Real Estate: Kissing the (Hand) That Feeds You

In life, it’s very important to know which side of your bread is buttered. In my real estate career over many years, I’ve had the honor and privilege of representing clients who have bought homes with the financial contributions of their parents, in-laws, other family members or a loan through a financial institution. One common denominator has reigned supreme in each situation:

Those who hold the purse-strings get to call the shots.
 
I’ve seen the young couples with small children who need their parents’ blessing of cash and change their minds about where they buy because “mom doesn’t like the house”. In that case, since it was mom’s money helping to make that next purchase, the kids changed their plan about where they bought so they could be “closer to grandma”. Sounds fair to me.
One young couple I represented planned to buy a home with enough space so the in-laws could stay with them. In this case, the mother-in-law was being very difficult about what the kids were considering buying. I felt compelled to gently remind them that since “mom” isn’t contributing financially, then perhaps they could be more independent about their home purchase.
I don’t remember if I actually said what I was thinking — my edit button is broken sometimes. Let’s just say that my business partner/husband Greg backs away from showing property under these circumstances. (He has enough of his own mother-in-law sometimes. Love ya, mom!)
The most common example I see of our Buyer Clients being at the whim of he/she who provides the funds is when they’re relying on a bank of other financial institution to provide a loan for their purchase. Although most of our Buyers have enough of a healthy down payment, they still need to borrow money to be able to buy their home. It may seem odd when the lenders ask for abundant financial documentation or signatures or explanation letters or super-bizarre last-minute conditions.

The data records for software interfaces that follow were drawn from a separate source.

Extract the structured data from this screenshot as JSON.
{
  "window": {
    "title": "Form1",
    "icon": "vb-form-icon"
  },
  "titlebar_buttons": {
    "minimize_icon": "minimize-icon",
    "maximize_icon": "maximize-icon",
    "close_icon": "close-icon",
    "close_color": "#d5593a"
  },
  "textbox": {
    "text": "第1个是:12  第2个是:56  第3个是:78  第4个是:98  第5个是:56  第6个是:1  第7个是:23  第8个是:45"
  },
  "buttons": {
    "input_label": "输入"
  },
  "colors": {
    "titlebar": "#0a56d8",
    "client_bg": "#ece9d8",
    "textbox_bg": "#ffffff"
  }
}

Sometimes I have to remind our Buyer Clients that this is all part of getting a lender to loan ’em many hundreds of thousands of dollars.
They have the money; they make the rules.
Sounds fair, right? Here’s one thing that really irks me when I’m showing property but luckily, this only happens when I’m hosting an Open House at one of our own listings, mainly because we’re selective about who our Buyer Clients are:
Scenario: Teenage kid doesn’t like the house. Complains annoyingly. Whines. Sulks. Pouts. Cops an attitude. Disrespects the adult.
Is this adolescent helping to make the mortgage payment? No.
Is this kid a child-star who’s bringing in the total infusion of cash in order for the purchase to happen? No.
Personally, I’ve gotten better over the years about commenting that whoever makes the house payment gets first pick about who bunks where.
The bottom line is this:
If mom and dad are giving you money to buy that house, you better be home for Christmas!